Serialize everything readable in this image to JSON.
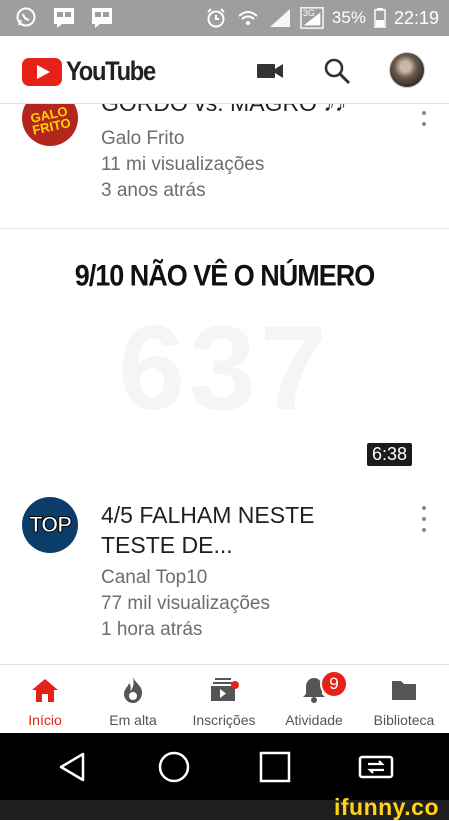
{
  "status_bar": {
    "battery": "35%",
    "time": "22:19",
    "network": "3G",
    "icons": [
      "whatsapp-icon",
      "message-icon",
      "message-icon",
      "alarm-icon",
      "wifi-icon",
      "signal-icon",
      "signal-icon",
      "battery-icon"
    ]
  },
  "app_bar": {
    "logo_text": "YouTube",
    "icons": [
      "camera-icon",
      "search-icon",
      "account-avatar"
    ]
  },
  "videos": [
    {
      "title": "GORDO vs. MAGRO ♪♪",
      "channel": "Galo Frito",
      "views": "11 mi visualizações",
      "age": "3 anos atrás",
      "avatar_text": "GALO FRITO"
    },
    {
      "thumbnail_text": "9/10 NÃO VÊ O NÚMERO",
      "thumbnail_number": "637",
      "duration": "6:38",
      "title_line1": "4/5 FALHAM NESTE",
      "title_line2": "TESTE DE...",
      "channel": "Canal Top10",
      "views": "77 mil visualizações",
      "age": "1 hora atrás",
      "avatar_text": "TOP"
    }
  ],
  "bottom_nav": {
    "items": [
      {
        "label": "Início",
        "icon": "home-icon",
        "active": true
      },
      {
        "label": "Em alta",
        "icon": "flame-icon",
        "active": false
      },
      {
        "label": "Inscrições",
        "icon": "subscriptions-icon",
        "active": false
      },
      {
        "label": "Atividade",
        "icon": "bell-icon",
        "active": false
      },
      {
        "label": "Biblioteca",
        "icon": "folder-icon",
        "active": false
      }
    ],
    "activity_badge": "9"
  },
  "colors": {
    "accent": "#e62117",
    "status_bar": "#9e9e9e",
    "watermark": "#ffd417"
  },
  "watermark": "ifunny.co"
}
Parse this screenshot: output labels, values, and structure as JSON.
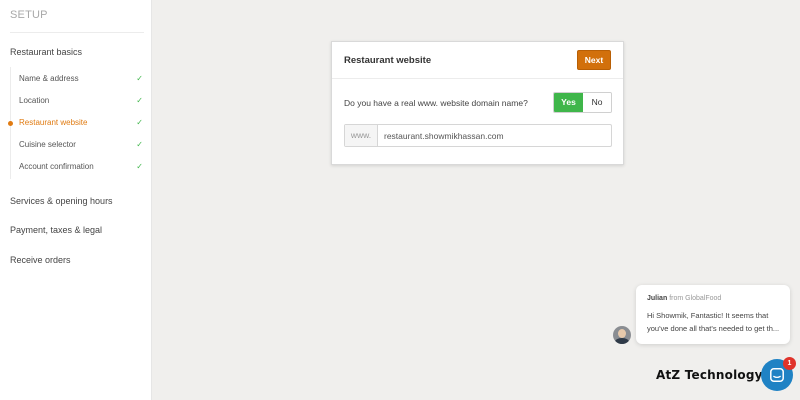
{
  "sidebar": {
    "title": "SETUP",
    "sections": [
      {
        "label": "Restaurant basics"
      },
      {
        "label": "Services & opening hours"
      },
      {
        "label": "Payment, taxes & legal"
      },
      {
        "label": "Receive orders"
      }
    ],
    "sub_items": [
      {
        "label": "Name & address",
        "done": true
      },
      {
        "label": "Location",
        "done": true
      },
      {
        "label": "Restaurant website",
        "done": true,
        "active": true
      },
      {
        "label": "Cuisine selector",
        "done": true
      },
      {
        "label": "Account confirmation",
        "done": true
      }
    ],
    "check_glyph": "✓"
  },
  "card": {
    "title": "Restaurant website",
    "next_label": "Next",
    "question": "Do you have a real www. website domain name?",
    "yes_label": "Yes",
    "no_label": "No",
    "selected": "Yes",
    "url_prefix": "www.",
    "url_value": "restaurant.showmikhassan.com"
  },
  "chat": {
    "sender": "Julian",
    "sender_org": "from GlobalFood",
    "message": "Hi Showmik, Fantastic! It seems that you've done all that's needed to get th...",
    "unread_count": "1",
    "launcher_icon": "chat-bubble-icon",
    "avatar_icon": "agent-avatar"
  },
  "watermark": "AtZ Technology",
  "colors": {
    "accent_orange": "#d2700b",
    "success_green": "#3fb64a",
    "chat_blue": "#1f82c4",
    "badge_red": "#e0332b"
  }
}
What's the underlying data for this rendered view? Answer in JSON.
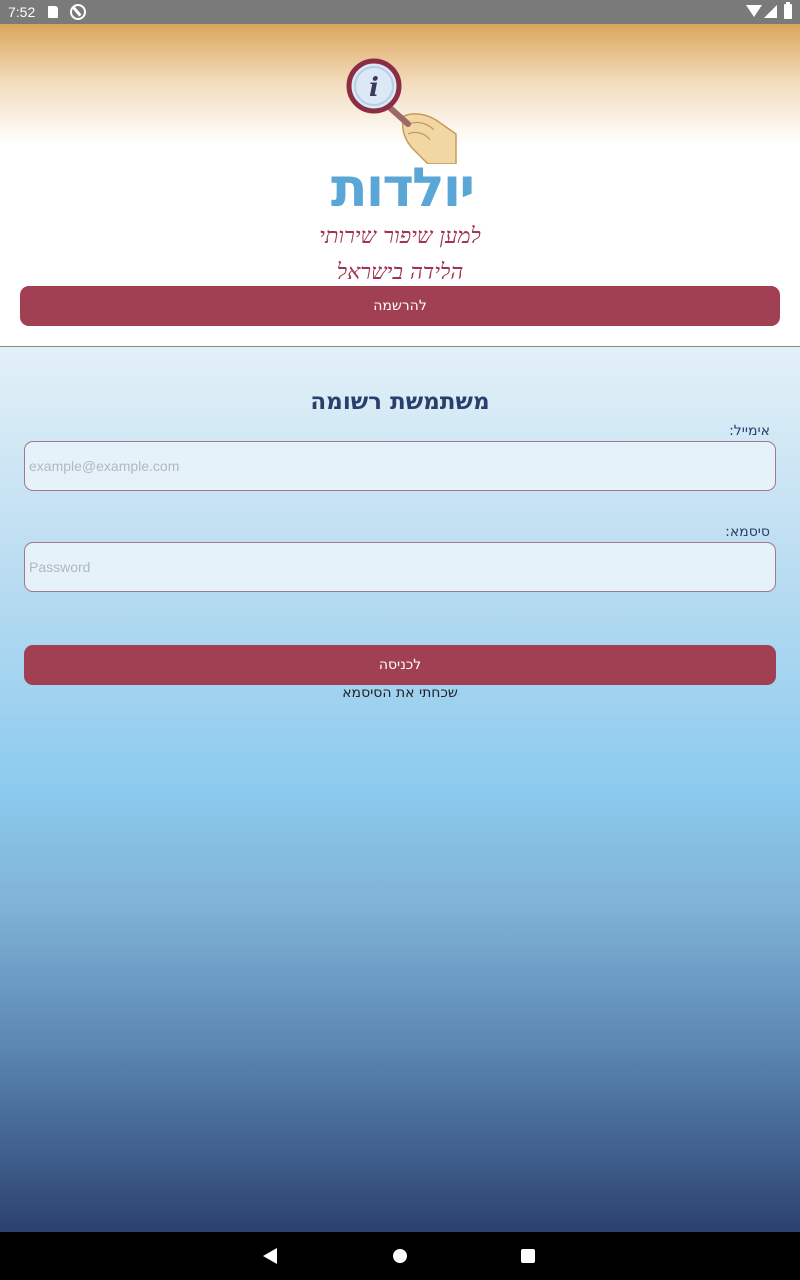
{
  "status_bar": {
    "time": "7:52"
  },
  "logo": {
    "wordmark": "יולדות",
    "tagline_line1": "למען שיפור שירותי",
    "tagline_line2": "הלידה בישראל",
    "colors": {
      "wordmark": "#5aa6d6",
      "tagline": "#a0334d",
      "lens_ring": "#8b2d45"
    }
  },
  "register": {
    "label": "להרשמה"
  },
  "login": {
    "title": "משתמשת רשומה",
    "email_label": "אימייל:",
    "email_placeholder": "example@example.com",
    "email_value": "",
    "password_label": "סיסמא:",
    "password_placeholder": "Password",
    "password_value": "",
    "submit_label": "לכניסה",
    "forgot_label": "שכחתי את הסיסמא"
  },
  "theme": {
    "accent": "#a04052",
    "heading": "#2a3f6c"
  },
  "nav_bar": {
    "icons": [
      "back-icon",
      "home-icon",
      "recents-icon"
    ]
  }
}
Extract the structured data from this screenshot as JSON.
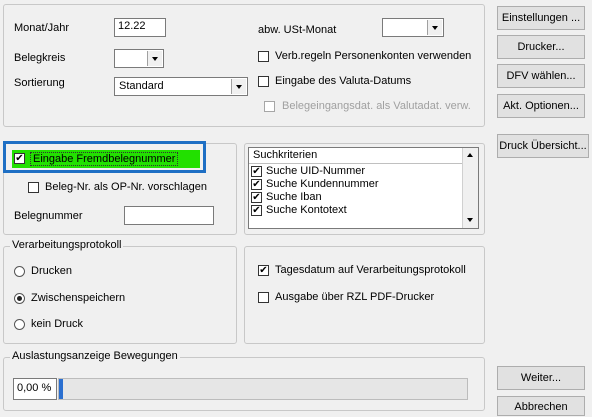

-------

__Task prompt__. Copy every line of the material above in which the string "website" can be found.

__Response to this exercise__.
        "label": "Restaurant website",
    "title": "Restaurant website",
    "question": "Do you have a real www. website domain name?",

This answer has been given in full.